### DATA TO PROCESS

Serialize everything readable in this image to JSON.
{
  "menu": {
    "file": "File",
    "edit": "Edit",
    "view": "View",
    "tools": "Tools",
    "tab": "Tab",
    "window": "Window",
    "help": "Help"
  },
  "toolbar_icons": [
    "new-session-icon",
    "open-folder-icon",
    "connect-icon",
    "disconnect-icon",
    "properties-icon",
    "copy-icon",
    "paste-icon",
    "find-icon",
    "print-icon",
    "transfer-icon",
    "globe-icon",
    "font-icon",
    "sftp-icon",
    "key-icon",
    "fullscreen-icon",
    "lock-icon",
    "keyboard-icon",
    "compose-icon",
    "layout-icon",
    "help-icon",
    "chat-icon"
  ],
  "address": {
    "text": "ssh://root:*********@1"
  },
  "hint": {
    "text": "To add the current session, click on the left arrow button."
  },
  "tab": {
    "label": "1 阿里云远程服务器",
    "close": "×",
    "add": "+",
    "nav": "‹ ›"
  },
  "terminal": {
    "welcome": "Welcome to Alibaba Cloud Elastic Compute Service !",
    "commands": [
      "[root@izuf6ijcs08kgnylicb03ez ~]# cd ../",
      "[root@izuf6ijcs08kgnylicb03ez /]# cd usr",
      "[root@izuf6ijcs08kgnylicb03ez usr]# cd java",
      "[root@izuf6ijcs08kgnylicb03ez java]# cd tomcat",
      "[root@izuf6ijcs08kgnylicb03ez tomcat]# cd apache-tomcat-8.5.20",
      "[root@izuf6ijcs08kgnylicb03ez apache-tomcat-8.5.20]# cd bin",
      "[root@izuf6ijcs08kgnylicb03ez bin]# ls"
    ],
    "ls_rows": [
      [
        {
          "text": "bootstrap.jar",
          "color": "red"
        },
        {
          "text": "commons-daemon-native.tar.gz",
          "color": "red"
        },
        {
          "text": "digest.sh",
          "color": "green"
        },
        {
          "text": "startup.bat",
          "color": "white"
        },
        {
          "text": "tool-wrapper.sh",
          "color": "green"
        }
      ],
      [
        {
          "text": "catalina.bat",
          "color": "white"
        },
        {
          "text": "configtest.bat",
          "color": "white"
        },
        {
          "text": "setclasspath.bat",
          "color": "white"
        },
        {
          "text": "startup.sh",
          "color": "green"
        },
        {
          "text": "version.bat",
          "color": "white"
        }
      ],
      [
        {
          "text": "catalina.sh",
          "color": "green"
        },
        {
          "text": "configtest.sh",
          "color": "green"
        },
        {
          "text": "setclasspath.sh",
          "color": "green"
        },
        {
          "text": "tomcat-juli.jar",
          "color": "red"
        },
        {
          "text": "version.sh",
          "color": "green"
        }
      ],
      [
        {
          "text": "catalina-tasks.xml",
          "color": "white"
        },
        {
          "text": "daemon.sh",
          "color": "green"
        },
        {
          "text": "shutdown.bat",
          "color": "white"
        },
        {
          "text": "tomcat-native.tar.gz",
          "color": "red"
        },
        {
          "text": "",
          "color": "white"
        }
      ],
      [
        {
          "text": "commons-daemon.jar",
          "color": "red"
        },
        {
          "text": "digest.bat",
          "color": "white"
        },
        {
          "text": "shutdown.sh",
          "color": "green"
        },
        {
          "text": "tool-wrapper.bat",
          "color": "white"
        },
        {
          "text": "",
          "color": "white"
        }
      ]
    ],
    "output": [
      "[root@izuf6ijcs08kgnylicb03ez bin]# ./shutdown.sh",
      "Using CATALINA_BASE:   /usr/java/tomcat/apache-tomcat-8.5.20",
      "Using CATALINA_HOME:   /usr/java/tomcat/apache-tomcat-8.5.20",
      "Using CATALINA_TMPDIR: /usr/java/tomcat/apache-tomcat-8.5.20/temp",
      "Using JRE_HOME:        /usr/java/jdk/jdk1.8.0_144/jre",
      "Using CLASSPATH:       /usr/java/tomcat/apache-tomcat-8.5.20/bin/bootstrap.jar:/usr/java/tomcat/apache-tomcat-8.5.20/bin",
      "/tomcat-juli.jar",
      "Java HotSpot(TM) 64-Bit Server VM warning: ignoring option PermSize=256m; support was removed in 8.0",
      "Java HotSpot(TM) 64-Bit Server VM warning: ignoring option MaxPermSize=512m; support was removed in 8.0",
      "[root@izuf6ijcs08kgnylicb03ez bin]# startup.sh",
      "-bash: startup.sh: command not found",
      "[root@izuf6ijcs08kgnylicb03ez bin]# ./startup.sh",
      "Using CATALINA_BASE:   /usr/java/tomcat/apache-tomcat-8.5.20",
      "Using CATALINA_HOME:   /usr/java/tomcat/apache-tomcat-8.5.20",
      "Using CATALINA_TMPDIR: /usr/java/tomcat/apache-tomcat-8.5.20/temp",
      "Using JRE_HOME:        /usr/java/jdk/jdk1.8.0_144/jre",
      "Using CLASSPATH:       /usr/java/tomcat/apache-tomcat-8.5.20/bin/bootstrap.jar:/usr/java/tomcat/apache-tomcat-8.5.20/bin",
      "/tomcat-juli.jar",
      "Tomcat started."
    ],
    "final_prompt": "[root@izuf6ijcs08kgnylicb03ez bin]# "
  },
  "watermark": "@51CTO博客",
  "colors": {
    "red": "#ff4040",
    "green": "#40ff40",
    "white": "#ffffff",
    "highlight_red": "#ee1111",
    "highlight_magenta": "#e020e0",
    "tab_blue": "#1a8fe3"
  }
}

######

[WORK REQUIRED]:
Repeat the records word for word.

[WRITTEN SOLUTION]:
Serialize everything readable in this image to JSON.
{
  "menu": {
    "file": "File",
    "edit": "Edit",
    "view": "View",
    "tools": "Tools",
    "tab": "Tab",
    "window": "Window",
    "help": "Help"
  },
  "toolbar_icons": [
    "new-session-icon",
    "open-folder-icon",
    "connect-icon",
    "disconnect-icon",
    "properties-icon",
    "copy-icon",
    "paste-icon",
    "find-icon",
    "print-icon",
    "transfer-icon",
    "globe-icon",
    "font-icon",
    "sftp-icon",
    "key-icon",
    "fullscreen-icon",
    "lock-icon",
    "keyboard-icon",
    "compose-icon",
    "layout-icon",
    "help-icon",
    "chat-icon"
  ],
  "address": {
    "text": "ssh://root:*********@1"
  },
  "hint": {
    "text": "To add the current session, click on the left arrow button."
  },
  "tab": {
    "label": "1 阿里云远程服务器",
    "close": "×",
    "add": "+",
    "nav": "‹ ›"
  },
  "terminal": {
    "welcome": "Welcome to Alibaba Cloud Elastic Compute Service !",
    "commands": [
      "[root@izuf6ijcs08kgnylicb03ez ~]# cd ../",
      "[root@izuf6ijcs08kgnylicb03ez /]# cd usr",
      "[root@izuf6ijcs08kgnylicb03ez usr]# cd java",
      "[root@izuf6ijcs08kgnylicb03ez java]# cd tomcat",
      "[root@izuf6ijcs08kgnylicb03ez tomcat]# cd apache-tomcat-8.5.20",
      "[root@izuf6ijcs08kgnylicb03ez apache-tomcat-8.5.20]# cd bin",
      "[root@izuf6ijcs08kgnylicb03ez bin]# ls"
    ],
    "ls_rows": [
      [
        {
          "text": "bootstrap.jar",
          "color": "red"
        },
        {
          "text": "commons-daemon-native.tar.gz",
          "color": "red"
        },
        {
          "text": "digest.sh",
          "color": "green"
        },
        {
          "text": "startup.bat",
          "color": "white"
        },
        {
          "text": "tool-wrapper.sh",
          "color": "green"
        }
      ],
      [
        {
          "text": "catalina.bat",
          "color": "white"
        },
        {
          "text": "configtest.bat",
          "color": "white"
        },
        {
          "text": "setclasspath.bat",
          "color": "white"
        },
        {
          "text": "startup.sh",
          "color": "green"
        },
        {
          "text": "version.bat",
          "color": "white"
        }
      ],
      [
        {
          "text": "catalina.sh",
          "color": "green"
        },
        {
          "text": "configtest.sh",
          "color": "green"
        },
        {
          "text": "setclasspath.sh",
          "color": "green"
        },
        {
          "text": "tomcat-juli.jar",
          "color": "red"
        },
        {
          "text": "version.sh",
          "color": "green"
        }
      ],
      [
        {
          "text": "catalina-tasks.xml",
          "color": "white"
        },
        {
          "text": "daemon.sh",
          "color": "green"
        },
        {
          "text": "shutdown.bat",
          "color": "white"
        },
        {
          "text": "tomcat-native.tar.gz",
          "color": "red"
        },
        {
          "text": "",
          "color": "white"
        }
      ],
      [
        {
          "text": "commons-daemon.jar",
          "color": "red"
        },
        {
          "text": "digest.bat",
          "color": "white"
        },
        {
          "text": "shutdown.sh",
          "color": "green"
        },
        {
          "text": "tool-wrapper.bat",
          "color": "white"
        },
        {
          "text": "",
          "color": "white"
        }
      ]
    ],
    "output": [
      "[root@izuf6ijcs08kgnylicb03ez bin]# ./shutdown.sh",
      "Using CATALINA_BASE:   /usr/java/tomcat/apache-tomcat-8.5.20",
      "Using CATALINA_HOME:   /usr/java/tomcat/apache-tomcat-8.5.20",
      "Using CATALINA_TMPDIR: /usr/java/tomcat/apache-tomcat-8.5.20/temp",
      "Using JRE_HOME:        /usr/java/jdk/jdk1.8.0_144/jre",
      "Using CLASSPATH:       /usr/java/tomcat/apache-tomcat-8.5.20/bin/bootstrap.jar:/usr/java/tomcat/apache-tomcat-8.5.20/bin",
      "/tomcat-juli.jar",
      "Java HotSpot(TM) 64-Bit Server VM warning: ignoring option PermSize=256m; support was removed in 8.0",
      "Java HotSpot(TM) 64-Bit Server VM warning: ignoring option MaxPermSize=512m; support was removed in 8.0",
      "[root@izuf6ijcs08kgnylicb03ez bin]# startup.sh",
      "-bash: startup.sh: command not found",
      "[root@izuf6ijcs08kgnylicb03ez bin]# ./startup.sh",
      "Using CATALINA_BASE:   /usr/java/tomcat/apache-tomcat-8.5.20",
      "Using CATALINA_HOME:   /usr/java/tomcat/apache-tomcat-8.5.20",
      "Using CATALINA_TMPDIR: /usr/java/tomcat/apache-tomcat-8.5.20/temp",
      "Using JRE_HOME:        /usr/java/jdk/jdk1.8.0_144/jre",
      "Using CLASSPATH:       /usr/java/tomcat/apache-tomcat-8.5.20/bin/bootstrap.jar:/usr/java/tomcat/apache-tomcat-8.5.20/bin",
      "/tomcat-juli.jar",
      "Tomcat started."
    ],
    "final_prompt": "[root@izuf6ijcs08kgnylicb03ez bin]# "
  },
  "watermark": "@51CTO博客",
  "colors": {
    "red": "#ff4040",
    "green": "#40ff40",
    "white": "#ffffff",
    "highlight_red": "#ee1111",
    "highlight_magenta": "#e020e0",
    "tab_blue": "#1a8fe3"
  }
}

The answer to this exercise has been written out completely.